The distinguished British historian Simon Schama, renowned for his classics The Embarassment of Riches (1987) and Landscape and Memory (1995), has changed the way in which Dutch people perceive themselves and their history. Currently, he is preparing the second part for publication of The Story of the Jews, based on his landmark documentary series for the BBC and laying bare the inextricable connections between Jewish history and our cultural heritage. Simon Schama will devote his Nexus Lecture ‘History Lessons’ to the question why history matters in terms of knowledge and wisdom. In conversation with Rob Riemen for Nexus 65, The University of Life, Schama observed:
“I see it as my duty to pass on what it means to be human with all the resources at my disposal. History wears a tragic face. And if we do not understand the full complexity of what human society is, the way it behaves and what human society is capable of, we do not really understand what the stakes about are and the real battle is. My work as an historian has been honourable in the sense that it allowed me being a gadfly, being a thorn in the sight of complacency and the powerful.”
Simon Schama on History Lessons
Simon Schama illustrates with great passion what historians should accomplish to captivate the common reader, the student and the professional.
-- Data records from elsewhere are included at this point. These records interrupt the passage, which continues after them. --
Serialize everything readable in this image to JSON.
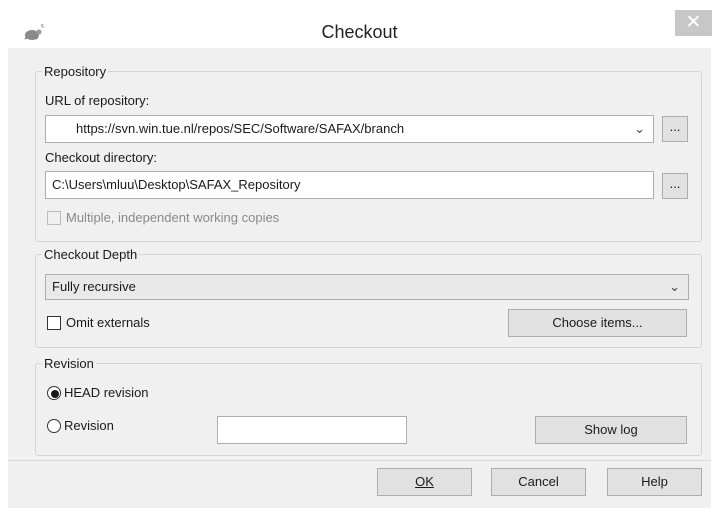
{
  "window": {
    "title": "Checkout",
    "close_glyph": "✕"
  },
  "repository": {
    "legend": "Repository",
    "url_label": "URL of repository:",
    "url_value": "https://svn.win.tue.nl/repos/SEC/Software/SAFAX/branch",
    "browse_url_label": "...",
    "dir_label": "Checkout directory:",
    "dir_value": "C:\\Users\\mluu\\Desktop\\SAFAX_Repository",
    "browse_dir_label": "...",
    "multiple_copies_label": "Multiple, independent working copies",
    "multiple_copies_checked": false
  },
  "depth": {
    "legend": "Checkout Depth",
    "selected": "Fully recursive",
    "omit_externals_label": "Omit externals",
    "omit_externals_checked": false,
    "choose_items_label": "Choose items..."
  },
  "revision": {
    "legend": "Revision",
    "head_label": "HEAD revision",
    "head_selected": true,
    "revision_label": "Revision",
    "revision_value": "",
    "show_log_label": "Show log"
  },
  "buttons": {
    "ok": "OK",
    "cancel": "Cancel",
    "help": "Help"
  },
  "icons": {
    "app": "tortoise-icon",
    "dropdown": "chevron-down-icon",
    "close": "close-icon"
  },
  "colors": {
    "dialog_bg": "#f0f0f0",
    "button_bg": "#e1e1e1",
    "close_bg": "#c7c7c7"
  }
}
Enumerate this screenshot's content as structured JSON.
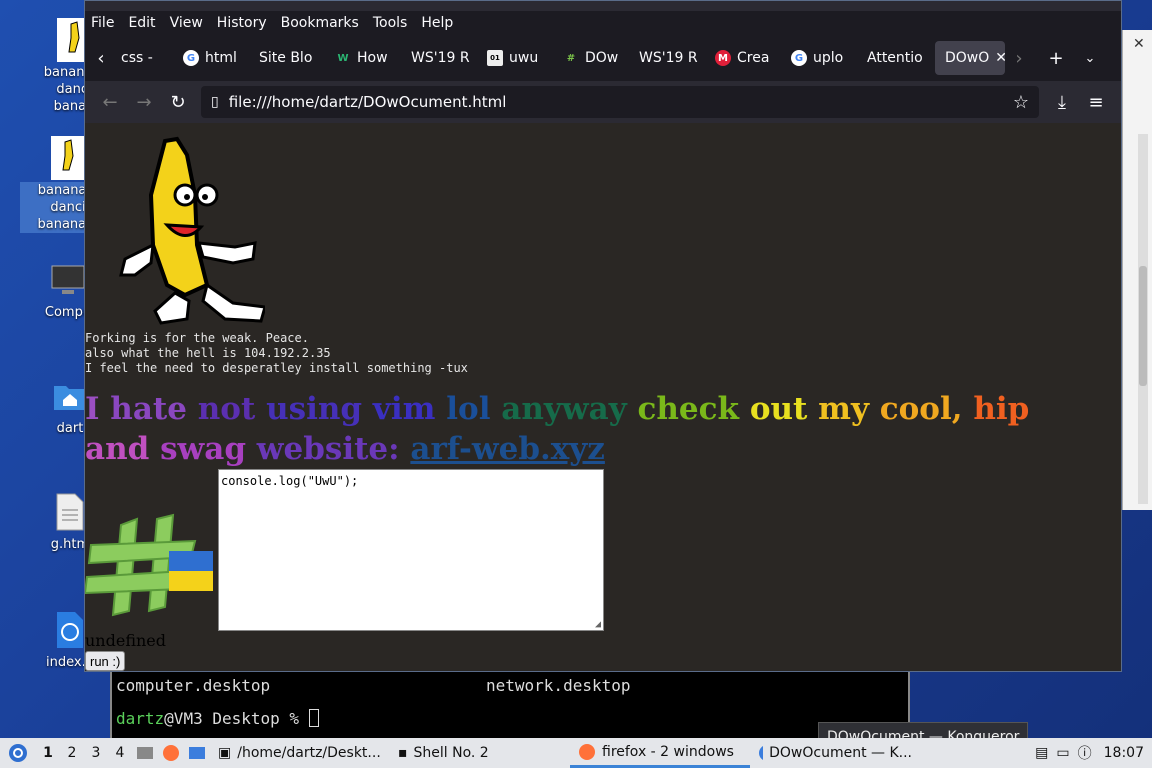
{
  "desktop": {
    "icons": [
      {
        "label": "banana-dancing-banana...",
        "lines": [
          "banana-c",
          "danci",
          "banan"
        ]
      },
      {
        "label": "banana-dancing-banana.gif",
        "lines": [
          "banana-c",
          "danci",
          "banana.g"
        ]
      },
      {
        "label": "Computer",
        "lines": [
          "Compu"
        ]
      },
      {
        "label": "dartz",
        "lines": [
          "dart"
        ]
      },
      {
        "label": "g.html",
        "lines": [
          "g.htm"
        ]
      },
      {
        "label": "index.html",
        "lines": [
          "index.h"
        ]
      }
    ]
  },
  "terminal": {
    "files": [
      "computer.desktop",
      "network.desktop"
    ],
    "prompt_user": "dartz",
    "prompt_rest": "@VM3 Desktop % "
  },
  "browser": {
    "menu": [
      "File",
      "Edit",
      "View",
      "History",
      "Bookmarks",
      "Tools",
      "Help"
    ],
    "tabs": [
      {
        "label": "css -",
        "icon": "css-icon"
      },
      {
        "label": "html",
        "icon": "google-icon"
      },
      {
        "label": "Site Blo",
        "icon": ""
      },
      {
        "label": "How",
        "icon": "w-icon"
      },
      {
        "label": "WS'19 R",
        "icon": ""
      },
      {
        "label": "uwu",
        "icon": "binary-icon"
      },
      {
        "label": "DOw",
        "icon": "hash-icon"
      },
      {
        "label": "WS'19 R",
        "icon": ""
      },
      {
        "label": "Crea",
        "icon": "m-icon"
      },
      {
        "label": "uplo",
        "icon": "google-icon"
      },
      {
        "label": "Attentio",
        "icon": ""
      },
      {
        "label": "DOwO",
        "icon": ""
      }
    ],
    "url": "file:///home/dartz/DOwOcument.html",
    "page": {
      "line1": "Forking is for the weak. Peace.",
      "line2": "also what the hell is 104.192.2.35",
      "line3": "I feel the need to desperatley install something -tux",
      "rainbow_words": [
        {
          "t": "I ",
          "c": "#9b4fc2"
        },
        {
          "t": "hate ",
          "c": "#8a47c0"
        },
        {
          "t": "not ",
          "c": "#5b2fb0"
        },
        {
          "t": "using ",
          "c": "#4630b8"
        },
        {
          "t": "vim ",
          "c": "#3a2fc0"
        },
        {
          "t": "lol ",
          "c": "#1a4f9a"
        },
        {
          "t": "anyway ",
          "c": "#166b4a"
        },
        {
          "t": "check ",
          "c": "#7ab81a"
        },
        {
          "t": "out ",
          "c": "#e8e020"
        },
        {
          "t": "my ",
          "c": "#f0c020"
        },
        {
          "t": "cool, ",
          "c": "#f0a820"
        },
        {
          "t": "hip ",
          "c": "#f06020"
        },
        {
          "t": "and ",
          "c": "#c050c0"
        },
        {
          "t": "swag ",
          "c": "#a840c0"
        },
        {
          "t": "website: ",
          "c": "#6a38b8"
        }
      ],
      "link": "arf-web.xyz",
      "code": "console.log(\"UwU\");",
      "output": "undefined",
      "run_label": "run :)"
    }
  },
  "taskbar": {
    "workspaces": [
      "1",
      "2",
      "3",
      "4"
    ],
    "items": [
      "/home/dartz/Deskt...",
      "Shell No. 2",
      "firefox - 2 windows",
      "DOwOcument — K..."
    ],
    "clock": "18:07"
  },
  "tooltip": "DOwOcument — Konqueror"
}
For if we do not cherish our past, and pass on the chain of memory, we might encounter the cultural lobotomy presented in Orwell’s ’1984’.